T, I hope this doesn't come across as pedantic. I just don't think APD (or anyone) should keep saying that Wil's headset was a violation of the muni code, because it's not. If any cyclists are cited for this "violation" (which seems likely, given the attention garnered by the accident and the statement from APD that the headset was illegal) they should know the following:

Check out the definitions section of the muni code. It specifically defines a bicycle as a "human powered" device which is not a "vehicle" per the definitions section. The statute in question reads "no person may drive A VEHICLE [while wearing headset]." Per the definitions, a bicycle is not a vehicle. Here are the definitions:

"Bicycle means every device propelled solely by human power upon which any person may ride, having two tandem wheels either of which is more than 14 inches in diameter. (CAC 9.04.070; AO No. 78-72)"

"Vehicle means every device in, upon or by which any person or property is or may be transported or drawn upon a street, except devices moved by human power or used exclusively upon stationary rails or tracks. (CAC 9.04.760; AO No. 78-72)"

Notorious T said...

I don't have enough vodka to survive reading the muni code, so I don't have an answer. My understanding has always been (and this is the common explanation that has always been stated by media, etc., since I moved here 15 years ago) is that Anchorage law sees a bicyclist as a pedestrian on the sidewalk, and a vehicle on the street. I've been told this even my muni officials (not cops).

I'd say you've either found a previously overlooked loophole, or there's another part of the code that offsets the exception for bikes. I just don't know.

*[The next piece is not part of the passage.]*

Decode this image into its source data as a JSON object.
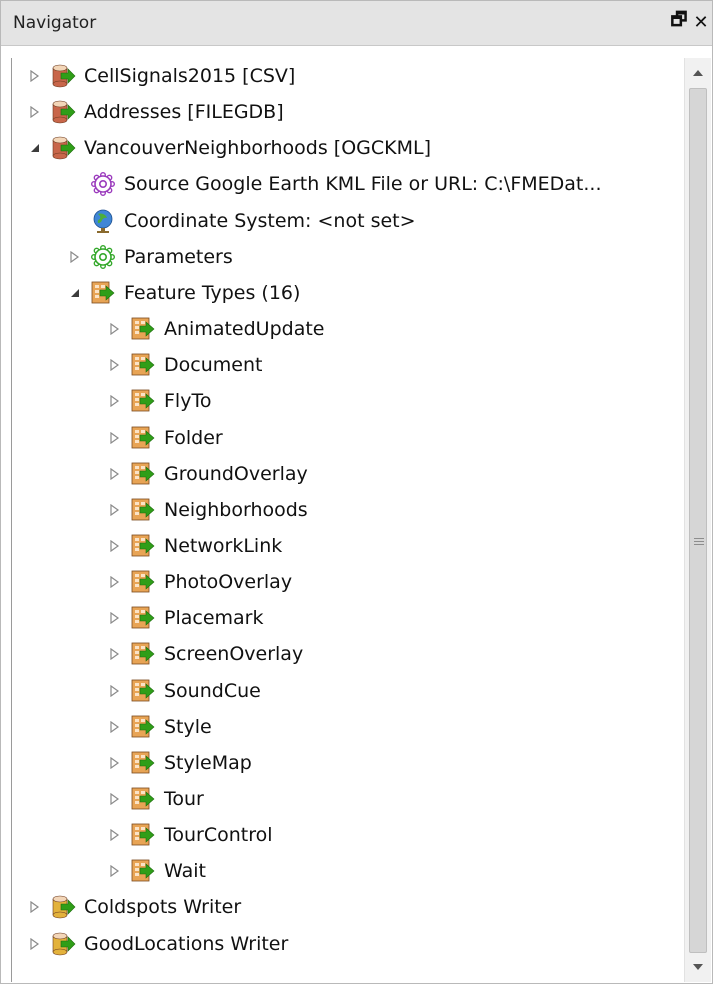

What I do know is that A) I'd be surprised if police start writing tickets over iPods and earbuds, and B) I'd love too see someone fight such a ticket so we could get an definitive answer.